Eisenberg’s slogan, “Raising New York’s cholesterol since 1929,” just about says it all. You don’t come to Eisenberg’s for the atmosphere, bustling as it might be, or the decor, unless you like linoleum and fluorescent bulbs. Instead, you come for the sandwiches like open-face tuna melts, pastrami, and “the Spitzer” (hot tongue on rye), as well as the “no BS” attitude (“you either get it or you don’t” goes another tagline). Breakfast is available all day! You can grab a seat in the back, but we prefer to belly up to the counter.
Located on a meh block where Chelsea meets NoMad, Johny’s Luncheonette is always packed. It’s tiny, it’s cheap, it’s great. Regulars swear by the omelets, including the western (onions, ham, and peppers), the Greek (tomato, feta, and onion), and the farmer’s (with spinach, tomato, mushrooms, and onions), as well as the pancakes. If you’re particularly famished after waiting for one of the few seats, try the “bigman breakfast”: eggs, French toast or pancakes, bacon and sausage, toast, and homefries, with tea or coffee.
Lexington Candy Shop

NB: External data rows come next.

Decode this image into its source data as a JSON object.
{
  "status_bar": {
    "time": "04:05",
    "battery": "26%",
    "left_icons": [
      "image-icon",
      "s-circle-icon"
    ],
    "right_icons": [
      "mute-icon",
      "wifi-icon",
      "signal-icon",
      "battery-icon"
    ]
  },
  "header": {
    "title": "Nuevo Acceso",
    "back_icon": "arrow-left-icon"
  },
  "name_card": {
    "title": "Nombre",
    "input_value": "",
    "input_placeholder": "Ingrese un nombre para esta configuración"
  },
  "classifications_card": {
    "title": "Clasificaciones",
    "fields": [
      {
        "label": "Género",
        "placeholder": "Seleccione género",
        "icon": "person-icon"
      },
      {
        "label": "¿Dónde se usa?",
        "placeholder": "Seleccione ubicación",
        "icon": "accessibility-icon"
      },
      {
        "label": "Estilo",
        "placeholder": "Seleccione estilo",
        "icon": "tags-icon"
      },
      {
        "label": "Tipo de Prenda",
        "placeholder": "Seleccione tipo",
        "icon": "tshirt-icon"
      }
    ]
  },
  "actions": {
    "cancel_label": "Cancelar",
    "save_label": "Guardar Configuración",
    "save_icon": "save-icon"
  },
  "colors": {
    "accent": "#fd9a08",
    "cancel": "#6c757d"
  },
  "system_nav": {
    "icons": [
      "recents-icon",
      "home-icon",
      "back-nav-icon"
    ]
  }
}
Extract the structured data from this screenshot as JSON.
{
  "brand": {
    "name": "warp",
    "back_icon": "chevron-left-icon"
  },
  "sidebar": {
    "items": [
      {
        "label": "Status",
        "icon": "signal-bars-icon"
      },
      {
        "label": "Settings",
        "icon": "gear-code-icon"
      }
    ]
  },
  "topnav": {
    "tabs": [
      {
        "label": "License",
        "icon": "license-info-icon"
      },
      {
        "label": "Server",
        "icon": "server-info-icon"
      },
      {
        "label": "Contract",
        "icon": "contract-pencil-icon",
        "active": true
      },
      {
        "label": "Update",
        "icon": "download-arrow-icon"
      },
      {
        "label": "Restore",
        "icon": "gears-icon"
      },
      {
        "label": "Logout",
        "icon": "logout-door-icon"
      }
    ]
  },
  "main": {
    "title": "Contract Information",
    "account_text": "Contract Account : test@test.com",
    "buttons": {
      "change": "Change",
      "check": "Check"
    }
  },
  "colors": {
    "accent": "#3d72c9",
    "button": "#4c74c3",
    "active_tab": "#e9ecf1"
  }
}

Before or after you trek to the Metropolitan Museum of Art, you might want to stop into the Lexington Candy Shop, full of its own relics. Photos of the restaurant from the 1920s line the walls, as does a huge collection of Coke bottles and cans, many of which were gifts from customers. Try a milkshake or egg cream with your hamburger and fries, ham and cheese sandwich, or frankfurter. We really like the “Lexington special”: bacon, roast beef, fried egg, and American cheese, topped with butter and Russian dressing.
Square Diner solidly inhabits its Tribeca space, refusing to change even as the neighborhood grows and gentrifies. You can hop on a stool to watch the action upfront, or sit towards the back, among the families and singeltons and tourists and regulars. The long menu ranges from eggs and homemade corned beef hash to a pastrami omelet to chocolate chip pancakes to salads, quesadillas, and an impressive range of sandwiches. You can’t go wrong with the “NYC classic”: corned beef on rye bread with sauerkraut and melted Swiss cheese.